          "text" : "The climate in Jamaica is tropical and humid with warm to hot temperatures all year round. The average temperature in Jamaica is between 80 and 90 degrees Fahrenheit. Jamaican nights are considerably cooler than the days, and the mountain areas are cooler than the lower land throughout the year. Continue Reading."
        }
      },
      {
        "_index" : "collection-with-embeddings",
        "_id" : "3LTPtn8BjSkJO8zzKJO1",
        "_score" : 0.94536424,
        "_source" : {
          "id" : 4498474,

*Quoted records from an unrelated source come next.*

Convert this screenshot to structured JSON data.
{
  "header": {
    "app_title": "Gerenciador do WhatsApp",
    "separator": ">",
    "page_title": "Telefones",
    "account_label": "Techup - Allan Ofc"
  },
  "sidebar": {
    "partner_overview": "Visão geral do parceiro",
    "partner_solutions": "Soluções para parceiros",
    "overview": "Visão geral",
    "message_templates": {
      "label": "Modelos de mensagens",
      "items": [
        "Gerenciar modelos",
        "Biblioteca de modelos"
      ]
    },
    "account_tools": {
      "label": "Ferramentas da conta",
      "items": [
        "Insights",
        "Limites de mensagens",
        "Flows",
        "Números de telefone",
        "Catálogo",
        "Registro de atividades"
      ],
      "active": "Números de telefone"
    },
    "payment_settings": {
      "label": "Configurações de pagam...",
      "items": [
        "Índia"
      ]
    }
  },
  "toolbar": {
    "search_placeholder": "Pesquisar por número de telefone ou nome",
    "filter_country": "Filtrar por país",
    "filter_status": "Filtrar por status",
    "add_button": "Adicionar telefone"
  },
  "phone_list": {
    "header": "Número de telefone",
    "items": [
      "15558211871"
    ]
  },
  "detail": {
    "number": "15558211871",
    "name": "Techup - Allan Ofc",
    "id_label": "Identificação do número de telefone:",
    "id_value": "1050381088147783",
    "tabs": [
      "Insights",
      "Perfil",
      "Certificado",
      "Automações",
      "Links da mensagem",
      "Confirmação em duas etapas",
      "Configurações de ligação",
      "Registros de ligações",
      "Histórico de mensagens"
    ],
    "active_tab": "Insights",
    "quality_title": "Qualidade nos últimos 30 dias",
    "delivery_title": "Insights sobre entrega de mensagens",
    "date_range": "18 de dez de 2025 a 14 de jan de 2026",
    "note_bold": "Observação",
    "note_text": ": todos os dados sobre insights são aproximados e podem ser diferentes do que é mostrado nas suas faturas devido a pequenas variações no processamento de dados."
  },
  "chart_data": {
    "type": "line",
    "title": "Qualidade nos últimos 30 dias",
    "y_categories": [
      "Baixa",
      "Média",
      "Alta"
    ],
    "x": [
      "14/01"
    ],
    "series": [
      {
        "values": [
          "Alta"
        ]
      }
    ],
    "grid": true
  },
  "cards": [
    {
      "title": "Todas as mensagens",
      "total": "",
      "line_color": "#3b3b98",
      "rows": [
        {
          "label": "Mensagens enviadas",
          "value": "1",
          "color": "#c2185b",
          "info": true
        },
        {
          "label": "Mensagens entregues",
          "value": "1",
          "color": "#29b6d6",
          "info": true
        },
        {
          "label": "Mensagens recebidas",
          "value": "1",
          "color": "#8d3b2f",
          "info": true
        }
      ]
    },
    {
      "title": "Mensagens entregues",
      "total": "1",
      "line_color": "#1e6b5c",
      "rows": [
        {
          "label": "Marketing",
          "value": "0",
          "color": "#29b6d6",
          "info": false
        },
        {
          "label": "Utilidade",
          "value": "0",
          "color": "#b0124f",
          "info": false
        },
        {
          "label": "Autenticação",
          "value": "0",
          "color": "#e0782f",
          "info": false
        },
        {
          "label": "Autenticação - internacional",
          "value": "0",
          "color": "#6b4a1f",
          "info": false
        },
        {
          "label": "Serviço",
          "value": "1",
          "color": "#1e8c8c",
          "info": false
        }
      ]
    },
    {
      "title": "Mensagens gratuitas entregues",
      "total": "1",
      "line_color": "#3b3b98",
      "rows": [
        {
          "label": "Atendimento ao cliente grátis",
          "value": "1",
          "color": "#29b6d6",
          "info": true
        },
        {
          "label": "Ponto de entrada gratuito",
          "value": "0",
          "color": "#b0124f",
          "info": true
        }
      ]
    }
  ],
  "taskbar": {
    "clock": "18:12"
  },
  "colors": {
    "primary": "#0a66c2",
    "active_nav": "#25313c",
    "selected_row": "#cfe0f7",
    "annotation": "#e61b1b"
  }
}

          "text" : "The climate in Jamaica is tropical and humid with warm to hot temperatures all year round. The average temperature in Jamaica is between 80 and 90 degrees Fahrenheit. Jamaican nights are considerably cooler than the days, and the mountain areas are cooler than the lower land throughout the year"
        }
      },
      {
        "_index" : "collection-with-embeddings",
        "_id" : "KrXPtn8BjSkJO8zzPbDW",
        "_score" :  0.9432083,
        "_source" : {
          "id" : 190804,
          "text" : "Quick Answer. The climate in Jamaica is tropical and humid with warm to hot temperatures all year round. The average temperature in Jamaica is between 80 and 90 degrees Fahrenheit. Jamaican nights are considerably cooler than the days, and the mountain areas are cooler than the lower land throughout the year. Continue Reading"
        }
      },
      (...)
]

If you want to do a quick verification of the results, follow the steps of the Quick verification section of this blog post.